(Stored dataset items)
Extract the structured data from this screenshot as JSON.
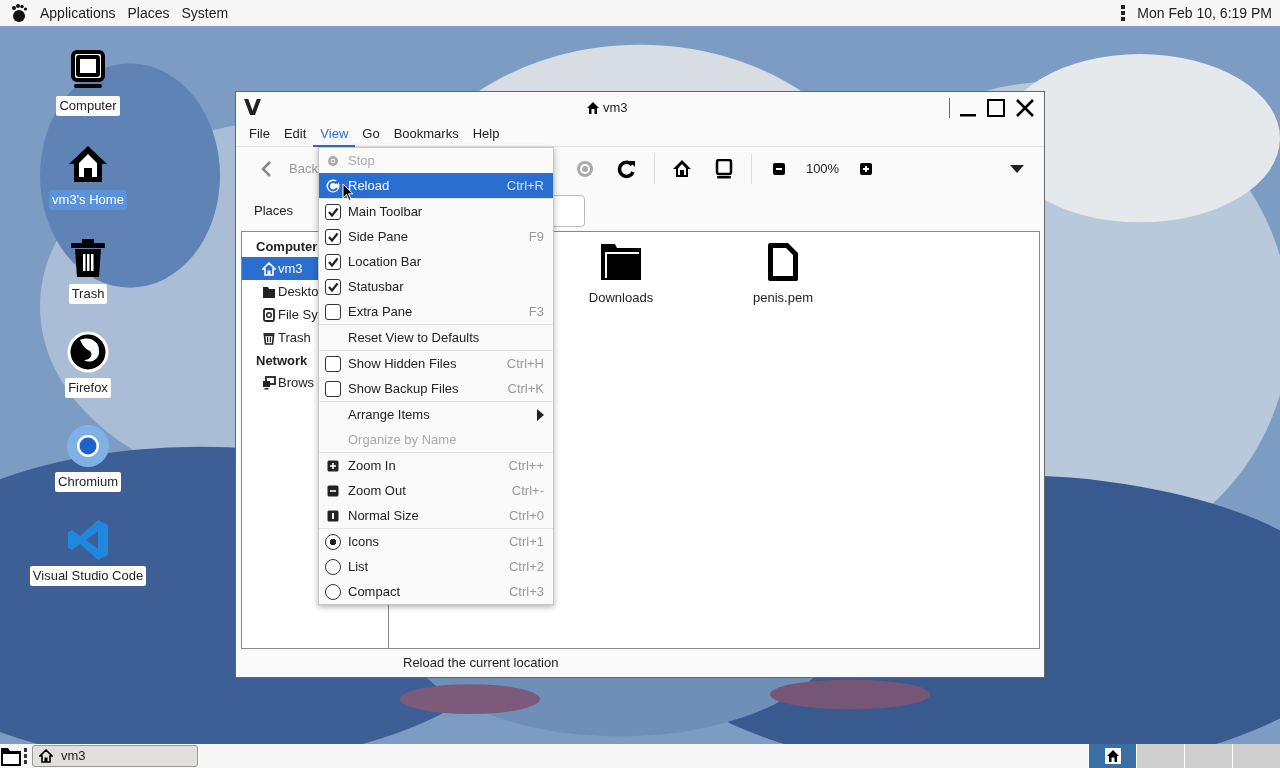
{
  "top_panel": {
    "menus": [
      "Applications",
      "Places",
      "System"
    ],
    "clock": "Mon Feb 10, 6:19 PM"
  },
  "desktop_icons": [
    {
      "label": "Computer",
      "selected": false
    },
    {
      "label": "vm3's Home",
      "selected": true
    },
    {
      "label": "Trash",
      "selected": false
    },
    {
      "label": "Firefox",
      "selected": false
    },
    {
      "label": "Chromium",
      "selected": false
    },
    {
      "label": "Visual Studio Code",
      "selected": false
    }
  ],
  "window": {
    "logo": "V",
    "title": "vm3",
    "menubar": [
      {
        "label": "File",
        "selected": false
      },
      {
        "label": "Edit",
        "selected": false
      },
      {
        "label": "View",
        "selected": true
      },
      {
        "label": "Go",
        "selected": false
      },
      {
        "label": "Bookmarks",
        "selected": false
      },
      {
        "label": "Help",
        "selected": false
      }
    ],
    "toolbar": {
      "back": "Back",
      "zoom": "100%"
    },
    "location_bar": {
      "side_pane_title": "Places"
    },
    "side_pane": [
      {
        "heading": "Computer",
        "items": [
          {
            "label": "vm3",
            "selected": true
          },
          {
            "label": "Deskto",
            "selected": false
          },
          {
            "label": "File Sy",
            "selected": false
          },
          {
            "label": "Trash",
            "selected": false
          }
        ]
      },
      {
        "heading": "Network",
        "items": [
          {
            "label": "Brows",
            "selected": false
          }
        ]
      }
    ],
    "files": [
      {
        "name": "Downloads",
        "kind": "folder"
      },
      {
        "name": "penis.pem",
        "kind": "file"
      }
    ],
    "status_bar": "Reload the current location"
  },
  "view_menu": {
    "sections": [
      {
        "items": [
          {
            "label": "Stop",
            "kind": "action",
            "disabled": true,
            "highlighted": false
          },
          {
            "label": "Reload",
            "kind": "action",
            "shortcut": "Ctrl+R",
            "disabled": false,
            "highlighted": true
          }
        ]
      },
      {
        "items": [
          {
            "label": "Main Toolbar",
            "kind": "check",
            "checked": true,
            "disabled": false,
            "highlighted": false
          },
          {
            "label": "Side Pane",
            "kind": "check",
            "checked": true,
            "shortcut": "F9",
            "disabled": false,
            "highlighted": false
          },
          {
            "label": "Location Bar",
            "kind": "check",
            "checked": true,
            "disabled": false,
            "highlighted": false
          },
          {
            "label": "Statusbar",
            "kind": "check",
            "checked": true,
            "disabled": false,
            "highlighted": false
          },
          {
            "label": "Extra Pane",
            "kind": "check",
            "checked": false,
            "shortcut": "F3",
            "disabled": false,
            "highlighted": false
          }
        ]
      },
      {
        "items": [
          {
            "label": "Reset View to Defaults",
            "kind": "action",
            "disabled": false,
            "highlighted": false
          }
        ]
      },
      {
        "items": [
          {
            "label": "Show Hidden Files",
            "kind": "check",
            "checked": false,
            "shortcut": "Ctrl+H",
            "disabled": false,
            "highlighted": false
          },
          {
            "label": "Show Backup Files",
            "kind": "check",
            "checked": false,
            "shortcut": "Ctrl+K",
            "disabled": false,
            "highlighted": false
          }
        ]
      },
      {
        "items": [
          {
            "label": "Arrange Items",
            "kind": "submenu",
            "disabled": false,
            "highlighted": false
          },
          {
            "label": "Organize by Name",
            "kind": "action",
            "disabled": true,
            "highlighted": false
          }
        ]
      },
      {
        "items": [
          {
            "label": "Zoom In",
            "kind": "action",
            "shortcut": "Ctrl++",
            "disabled": false,
            "highlighted": false
          },
          {
            "label": "Zoom Out",
            "kind": "action",
            "shortcut": "Ctrl+-",
            "disabled": false,
            "highlighted": false
          },
          {
            "label": "Normal Size",
            "kind": "action",
            "shortcut": "Ctrl+0",
            "disabled": false,
            "highlighted": false
          }
        ]
      },
      {
        "items": [
          {
            "label": "Icons",
            "kind": "radio",
            "selected": true,
            "shortcut": "Ctrl+1",
            "disabled": false,
            "highlighted": false
          },
          {
            "label": "List",
            "kind": "radio",
            "selected": false,
            "shortcut": "Ctrl+2",
            "disabled": false,
            "highlighted": false
          },
          {
            "label": "Compact",
            "kind": "radio",
            "selected": false,
            "shortcut": "Ctrl+3",
            "disabled": false,
            "highlighted": false
          }
        ]
      }
    ]
  },
  "bottom_panel": {
    "tasks": [
      {
        "label": "vm3"
      }
    ],
    "workspaces": [
      {
        "selected": true
      },
      {
        "selected": false
      },
      {
        "selected": false
      },
      {
        "selected": false
      }
    ]
  }
}
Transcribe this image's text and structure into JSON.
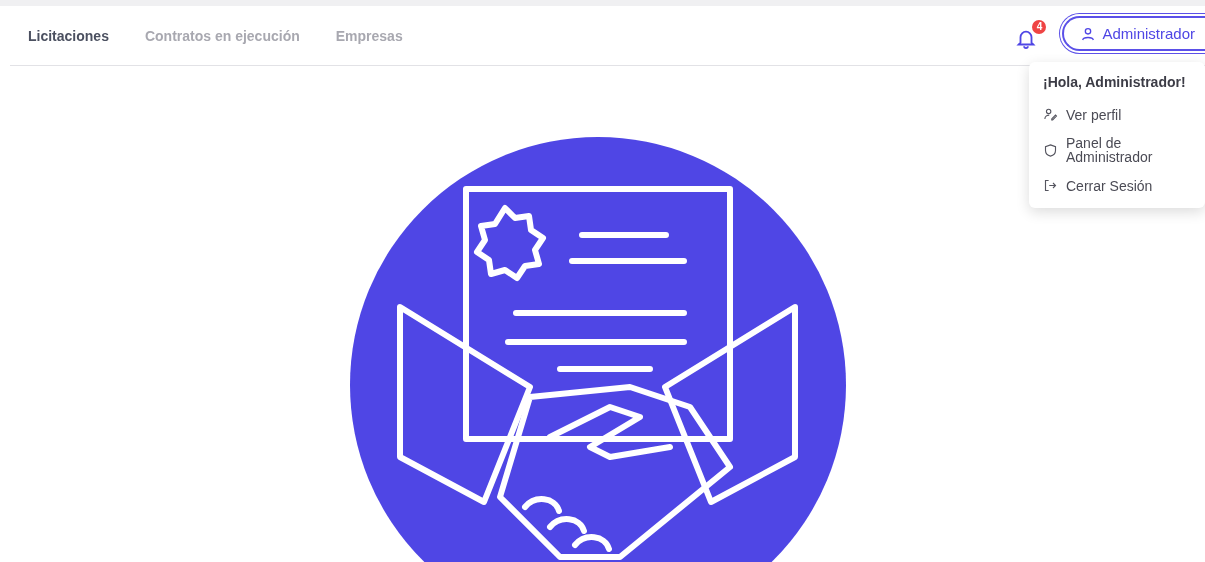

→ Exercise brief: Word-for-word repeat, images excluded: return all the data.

→ Solved problem:
Extract the structured data from this screenshot as JSON.
{
  "top_panel": {
    "menus": [
      "Applications",
      "Places",
      "System"
    ],
    "clock": "Mon Feb 10, 6:19 PM"
  },
  "desktop_icons": [
    {
      "label": "Computer",
      "selected": false
    },
    {
      "label": "vm3's Home",
      "selected": true
    },
    {
      "label": "Trash",
      "selected": false
    },
    {
      "label": "Firefox",
      "selected": false
    },
    {
      "label": "Chromium",
      "selected": false
    },
    {
      "label": "Visual Studio Code",
      "selected": false
    }
  ],
  "window": {
    "logo": "V",
    "title": "vm3",
    "menubar": [
      {
        "label": "File",
        "selected": false
      },
      {
        "label": "Edit",
        "selected": false
      },
      {
        "label": "View",
        "selected": true
      },
      {
        "label": "Go",
        "selected": false
      },
      {
        "label": "Bookmarks",
        "selected": false
      },
      {
        "label": "Help",
        "selected": false
      }
    ],
    "toolbar": {
      "back": "Back",
      "zoom": "100%"
    },
    "location_bar": {
      "side_pane_title": "Places"
    },
    "side_pane": [
      {
        "heading": "Computer",
        "items": [
          {
            "label": "vm3",
            "selected": true
          },
          {
            "label": "Deskto",
            "selected": false
          },
          {
            "label": "File Sy",
            "selected": false
          },
          {
            "label": "Trash",
            "selected": false
          }
        ]
      },
      {
        "heading": "Network",
        "items": [
          {
            "label": "Brows",
            "selected": false
          }
        ]
      }
    ],
    "files": [
      {
        "name": "Downloads",
        "kind": "folder"
      },
      {
        "name": "penis.pem",
        "kind": "file"
      }
    ],
    "status_bar": "Reload the current location"
  },
  "view_menu": {
    "sections": [
      {
        "items": [
          {
            "label": "Stop",
            "kind": "action",
            "disabled": true,
            "highlighted": false
          },
          {
            "label": "Reload",
            "kind": "action",
            "shortcut": "Ctrl+R",
            "disabled": false,
            "highlighted": true
          }
        ]
      },
      {
        "items": [
          {
            "label": "Main Toolbar",
            "kind": "check",
            "checked": true,
            "disabled": false,
            "highlighted": false
          },
          {
            "label": "Side Pane",
            "kind": "check",
            "checked": true,
            "shortcut": "F9",
            "disabled": false,
            "highlighted": false
          },
          {
            "label": "Location Bar",
            "kind": "check",
            "checked": true,
            "disabled": false,
            "highlighted": false
          },
          {
            "label": "Statusbar",
            "kind": "check",
            "checked": true,
            "disabled": false,
            "highlighted": false
          },
          {
            "label": "Extra Pane",
            "kind": "check",
            "checked": false,
            "shortcut": "F3",
            "disabled": false,
            "highlighted": false
          }
        ]
      },
      {
        "items": [
          {
            "label": "Reset View to Defaults",
            "kind": "action",
            "disabled": false,
            "highlighted": false
          }
        ]
      },
      {
        "items": [
          {
            "label": "Show Hidden Files",
            "kind": "check",
            "checked": false,
            "shortcut": "Ctrl+H",
            "disabled": false,
            "highlighted": false
          },
          {
            "label": "Show Backup Files",
            "kind": "check",
            "checked": false,
            "shortcut": "Ctrl+K",
            "disabled": false,
            "highlighted": false
          }
        ]
      },
      {
        "items": [
          {
            "label": "Arrange Items",
            "kind": "submenu",
            "disabled": false,
            "highlighted": false
          },
          {
            "label": "Organize by Name",
            "kind": "action",
            "disabled": true,
            "highlighted": false
          }
        ]
      },
      {
        "items": [
          {
            "label": "Zoom In",
            "kind": "action",
            "shortcut": "Ctrl++",
            "disabled": false,
            "highlighted": false
          },
          {
            "label": "Zoom Out",
            "kind": "action",
            "shortcut": "Ctrl+-",
            "disabled": false,
            "highlighted": false
          },
          {
            "label": "Normal Size",
            "kind": "action",
            "shortcut": "Ctrl+0",
            "disabled": false,
            "highlighted": false
          }
        ]
      },
      {
        "items": [
          {
            "label": "Icons",
            "kind": "radio",
            "selected": true,
            "shortcut": "Ctrl+1",
            "disabled": false,
            "highlighted": false
          },
          {
            "label": "List",
            "kind": "radio",
            "selected": false,
            "shortcut": "Ctrl+2",
            "disabled": false,
            "highlighted": false
          },
          {
            "label": "Compact",
            "kind": "radio",
            "selected": false,
            "shortcut": "Ctrl+3",
            "disabled": false,
            "highlighted": false
          }
        ]
      }
    ]
  },
  "bottom_panel": {
    "tasks": [
      {
        "label": "vm3"
      }
    ],
    "workspaces": [
      {
        "selected": true
      },
      {
        "selected": false
      },
      {
        "selected": false
      },
      {
        "selected": false
      }
    ]
  }
}
Transcribe this image's text and structure into JSON.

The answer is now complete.